26-44 Small Intestine The duodenum first segment of the small intestine. approximately 25 centimeters (10 inches) long, C shape. originates at the pyloric sphincter major duodenal papilla: ductus choleduchus and ductus pancreaticus enter the duodenum. The jejunum middle region of the small intestine. approximately 2.5 meters (7.5 feet) makes up approximately two-fifths of the small intestine’s total length. primary region for chemical digestion and nutrient absorption The ileum is the last region of the small intestine. about 3.6 meters (10.8 feet) in length forms approximately three-fifths of the small intestine. terminates at the ileocecal valve sphincter that controls the entry of materials into the large intestine.
26-46 Large Intestine approximate length of 1.5 meters (5 feet) diameter of 6.5 centimeters (2.5 inches). Absorbs most of the water and electrolytes from the remaining digested material. Watery material that first enters the large intestine soon solidifies and becomes feces. Stores fecal material until the body is ready to defecate. Absorbs a very small percentage of nutrients still remaining in the digested material. Composed of four segments: the cecum, colon, rectum, anal canal
26-48 Accessory Digestive Organs The liver composed of four incompletely separated lobes supported by two ligaments Right lobe Left lobe Falciform ligament Round ligament Caudate lobe Quadrate lobe
26-49 Functions of The Liver Produce bile. a greenish fluid that breaks down fats into small droplets to assist in their chemical digestion Detoxify drugs, metabolites, and poisons. Store excess nutrients and vitamins and release them when they are needed. Synthesize blood plasma proteins such as albumins, globulins, and proteins required for blood clotting. Phagocytize debris in the blood. Help break down and recycle components of aged erythrocytes and damaged or worn-out formed elements.
26-52 Accessory Digestive Organs Gallbladder concentrates bile produced by the liver and stores this concentrate until it is needed for digestion cystic duct connects the gallbladder to the common bile duct can hold approximately 40 to 60 milliliters of concentrated bile
26-53 Accessory Digestive Organs Pancreas mixed gland because it exhibits both endocrine and exocrine functions Endocrine functions are performed by the pancreatic islets.
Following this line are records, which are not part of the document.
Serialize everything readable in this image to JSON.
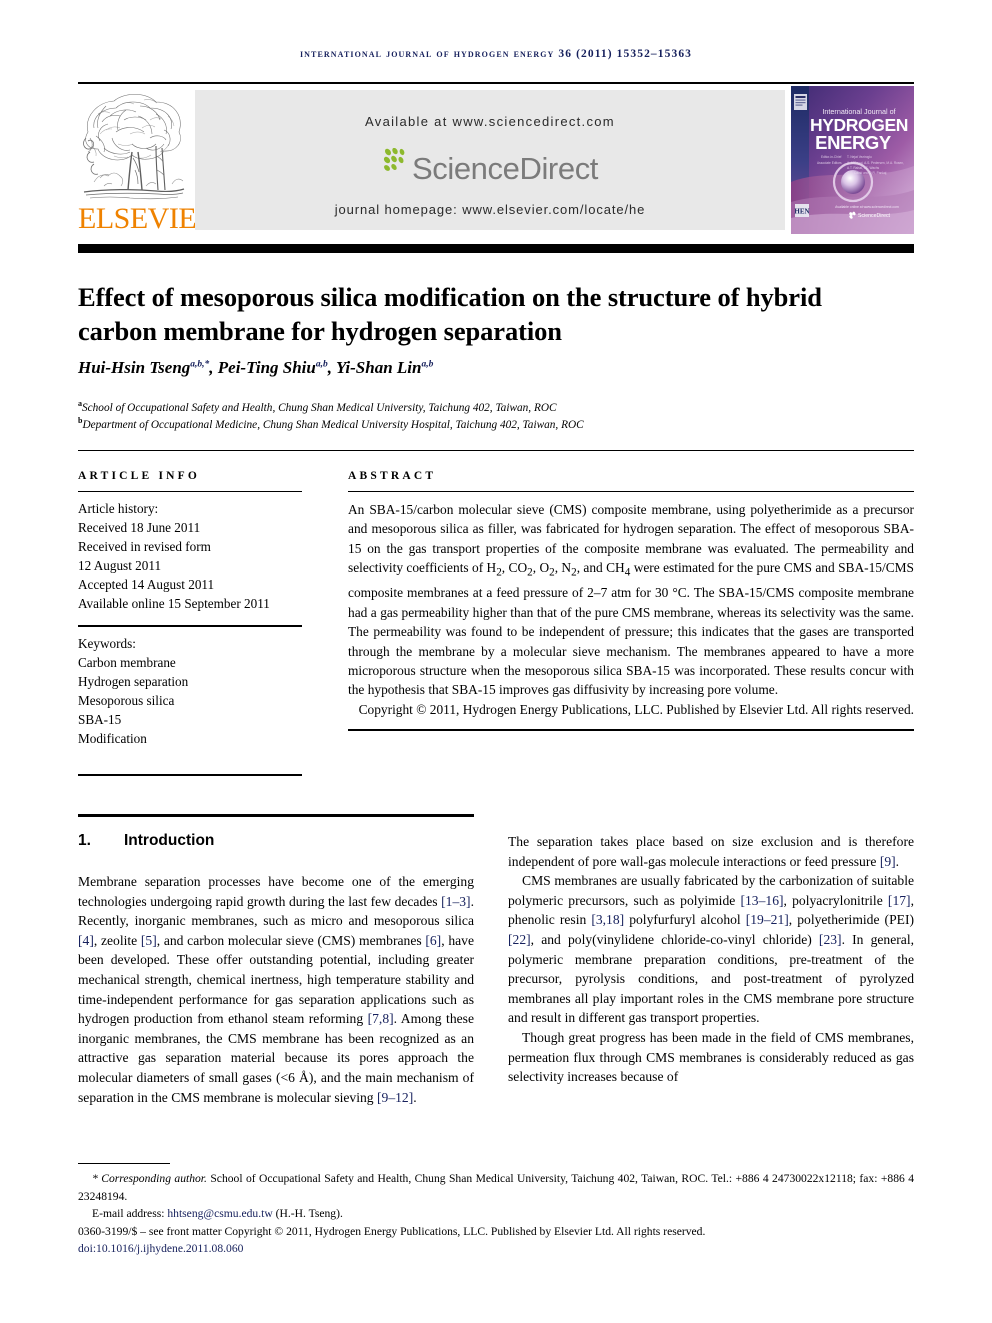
{
  "running_head": "International Journal of Hydrogen Energy 36 (2011) 15352–15363",
  "masthead": {
    "elsevier_logo_text": "ELSEVIER",
    "elsevier_tree_alt": "elsevier-tree-logo",
    "available_at": "Available at www.sciencedirect.com",
    "sciencedirect_logo_text": "ScienceDirect",
    "journal_homepage": "journal homepage: www.elsevier.com/locate/he",
    "cover": {
      "line1": "International Journal of",
      "line2": "HYDROGEN",
      "line3": "ENERGY",
      "badge": "HEN",
      "sciencedirect_mark": "ScienceDirect"
    },
    "colors": {
      "elsevier_orange": "#ef8200",
      "panel_gray": "#e8e8e8",
      "sciencedirect_gray": "#7b7b7b",
      "leaf_green": "#8db92e",
      "runhead_navy": "#16205c"
    }
  },
  "title": "Effect of mesoporous silica modification on the structure of hybrid carbon membrane for hydrogen separation",
  "authors": [
    {
      "name": "Hui-Hsin Tseng",
      "sup": "a,b,*"
    },
    {
      "name": "Pei-Ting Shiu",
      "sup": "a,b"
    },
    {
      "name": "Yi-Shan Lin",
      "sup": "a,b"
    }
  ],
  "affiliations": [
    {
      "marker": "a",
      "text": "School of Occupational Safety and Health, Chung Shan Medical University, Taichung 402, Taiwan, ROC"
    },
    {
      "marker": "b",
      "text": "Department of Occupational Medicine, Chung Shan Medical University Hospital, Taichung 402, Taiwan, ROC"
    }
  ],
  "article_info": {
    "heading": "ARTICLE INFO",
    "history_label": "Article history:",
    "history": [
      "Received 18 June 2011",
      "Received in revised form",
      "12 August 2011",
      "Accepted 14 August 2011",
      "Available online 15 September 2011"
    ],
    "keywords_label": "Keywords:",
    "keywords": [
      "Carbon membrane",
      "Hydrogen separation",
      "Mesoporous silica",
      "SBA-15",
      "Modification"
    ]
  },
  "abstract": {
    "heading": "ABSTRACT",
    "body": "An SBA-15/carbon molecular sieve (CMS) composite membrane, using polyetherimide as a precursor and mesoporous silica as filler, was fabricated for hydrogen separation. The effect of mesoporous SBA-15 on the gas transport properties of the composite membrane was evaluated. The permeability and selectivity coefficients of H2, CO2, O2, N2, and CH4 were estimated for the pure CMS and SBA-15/CMS composite membranes at a feed pressure of 2–7 atm for 30 °C. The SBA-15/CMS composite membrane had a gas permeability higher than that of the pure CMS membrane, whereas its selectivity was the same. The permeability was found to be independent of pressure; this indicates that the gases are transported through the membrane by a molecular sieve mechanism. The membranes appeared to have a more microporous structure when the mesoporous silica SBA-15 was incorporated. These results concur with the hypothesis that SBA-15 improves gas diffusivity by increasing pore volume.",
    "copyright": "Copyright © 2011, Hydrogen Energy Publications, LLC. Published by Elsevier Ltd. All rights reserved."
  },
  "section": {
    "number": "1.",
    "title": "Introduction"
  },
  "body": {
    "left_paragraph_1": "Membrane separation processes have become one of the emerging technologies undergoing rapid growth during the last few decades [1–3]. Recently, inorganic membranes, such as micro and mesoporous silica [4], zeolite [5], and carbon molecular sieve (CMS) membranes [6], have been developed. These offer outstanding potential, including greater mechanical strength, chemical inertness, high temperature stability and time-independent performance for gas separation applications such as hydrogen production from ethanol steam reforming [7,8]. Among these inorganic membranes, the CMS membrane has been recognized as an attractive gas separation material because its pores approach the molecular diameters of small gases (<6 Å), and the main mechanism of separation in the CMS membrane is molecular sieving [9–12].",
    "right_paragraph_1": "The separation takes place based on size exclusion and is therefore independent of pore wall-gas molecule interactions or feed pressure [9].",
    "right_paragraph_2": "CMS membranes are usually fabricated by the carbonization of suitable polymeric precursors, such as polyimide [13–16], polyacrylonitrile [17], phenolic resin [3,18] polyfurfuryl alcohol [19–21], polyetherimide (PEI) [22], and poly(vinylidene chloride-co-vinyl chloride) [23]. In general, polymeric membrane preparation conditions, pre-treatment of the precursor, pyrolysis conditions, and post-treatment of pyrolyzed membranes all play important roles in the CMS membrane pore structure and result in different gas transport properties.",
    "right_paragraph_3": "Though great progress has been made in the field of CMS membranes, permeation flux through CMS membranes is considerably reduced as gas selectivity increases because of"
  },
  "footnote": {
    "corresponding_label": "* Corresponding author.",
    "corresponding_text": "School of Occupational Safety and Health, Chung Shan Medical University, Taichung 402, Taiwan, ROC. Tel.: +886 4 24730022x12118; fax: +886 4 23248194.",
    "email_label": "E-mail address:",
    "email": "hhtseng@csmu.edu.tw",
    "email_suffix": "(H.-H. Tseng).",
    "issn_line": "0360-3199/$ – see front matter Copyright © 2011, Hydrogen Energy Publications, LLC. Published by Elsevier Ltd. All rights reserved.",
    "doi": "doi:10.1016/j.ijhydene.2011.08.060"
  }
}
Exocrine activity results in the secretion of digestive enzymes, collectively called pancreatic juice, into the duodenum.
26-55 Accessory Digestive Organs The biliary apparatus. network of thin ducts that carry bile from the liver and gallbladder to the duodenum the left and right lobes of the liver drain bile into the left and right hepatic ducts, respectively the left and right hepatic ducts merge to form a single common hepatic duct the cystic duct attaches to the common hepatic duct and carries bile to and from the gallbladder